### Exercise directions
From the entries that follow, copy each line containing the word "Bluetooth".
....................
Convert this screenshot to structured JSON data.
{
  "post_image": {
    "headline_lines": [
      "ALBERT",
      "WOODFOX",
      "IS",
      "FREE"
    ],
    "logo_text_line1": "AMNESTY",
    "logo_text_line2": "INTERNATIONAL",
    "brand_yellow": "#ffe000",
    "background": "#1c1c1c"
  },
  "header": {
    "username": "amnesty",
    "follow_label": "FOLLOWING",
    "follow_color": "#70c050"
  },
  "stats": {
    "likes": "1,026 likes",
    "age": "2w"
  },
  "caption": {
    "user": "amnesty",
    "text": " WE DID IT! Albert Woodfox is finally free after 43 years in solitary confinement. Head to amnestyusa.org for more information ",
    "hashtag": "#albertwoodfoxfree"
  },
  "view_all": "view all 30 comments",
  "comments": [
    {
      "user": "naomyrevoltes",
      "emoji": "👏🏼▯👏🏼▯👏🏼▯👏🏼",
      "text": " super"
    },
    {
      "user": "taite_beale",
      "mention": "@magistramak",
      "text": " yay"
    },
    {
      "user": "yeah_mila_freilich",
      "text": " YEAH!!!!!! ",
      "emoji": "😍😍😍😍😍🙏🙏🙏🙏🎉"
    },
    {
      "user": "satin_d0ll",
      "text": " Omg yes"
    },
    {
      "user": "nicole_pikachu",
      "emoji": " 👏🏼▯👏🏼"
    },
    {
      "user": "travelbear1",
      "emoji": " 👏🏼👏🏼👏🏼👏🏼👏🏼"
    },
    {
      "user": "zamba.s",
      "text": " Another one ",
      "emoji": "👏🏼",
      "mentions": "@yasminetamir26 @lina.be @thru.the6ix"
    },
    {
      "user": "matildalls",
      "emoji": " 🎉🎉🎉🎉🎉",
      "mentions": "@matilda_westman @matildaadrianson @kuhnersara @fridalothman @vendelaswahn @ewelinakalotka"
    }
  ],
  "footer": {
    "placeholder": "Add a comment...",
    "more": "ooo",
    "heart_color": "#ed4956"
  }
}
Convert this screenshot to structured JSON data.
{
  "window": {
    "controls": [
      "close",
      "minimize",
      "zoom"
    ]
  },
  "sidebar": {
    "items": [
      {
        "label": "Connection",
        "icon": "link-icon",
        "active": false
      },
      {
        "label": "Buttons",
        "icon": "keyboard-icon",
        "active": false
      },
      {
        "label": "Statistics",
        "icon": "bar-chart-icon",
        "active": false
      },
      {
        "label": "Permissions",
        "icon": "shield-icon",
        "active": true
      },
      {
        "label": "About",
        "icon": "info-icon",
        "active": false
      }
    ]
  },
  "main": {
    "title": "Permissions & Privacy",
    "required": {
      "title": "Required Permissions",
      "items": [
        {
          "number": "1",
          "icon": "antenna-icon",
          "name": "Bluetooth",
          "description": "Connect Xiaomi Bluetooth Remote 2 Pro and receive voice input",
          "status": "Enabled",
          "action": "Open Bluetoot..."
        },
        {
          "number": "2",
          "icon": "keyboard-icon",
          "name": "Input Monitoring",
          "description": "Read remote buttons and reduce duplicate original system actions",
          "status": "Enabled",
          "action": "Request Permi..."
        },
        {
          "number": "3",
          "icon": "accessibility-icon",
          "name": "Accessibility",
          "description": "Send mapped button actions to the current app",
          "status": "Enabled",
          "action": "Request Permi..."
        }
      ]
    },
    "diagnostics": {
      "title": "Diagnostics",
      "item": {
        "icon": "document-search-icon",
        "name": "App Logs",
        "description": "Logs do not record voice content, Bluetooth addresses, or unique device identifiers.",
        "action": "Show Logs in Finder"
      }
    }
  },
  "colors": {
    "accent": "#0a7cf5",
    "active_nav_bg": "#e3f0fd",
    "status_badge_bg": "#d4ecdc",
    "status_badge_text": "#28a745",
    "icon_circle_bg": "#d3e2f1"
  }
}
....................
### Expected answer
          "name": "Bluetooth",
          "description": "Connect Xiaomi Bluetooth Remote 2 Pro and receive voice input",
        "description": "Logs do not record voice content, Bluetooth addresses, or unique device identifiers.",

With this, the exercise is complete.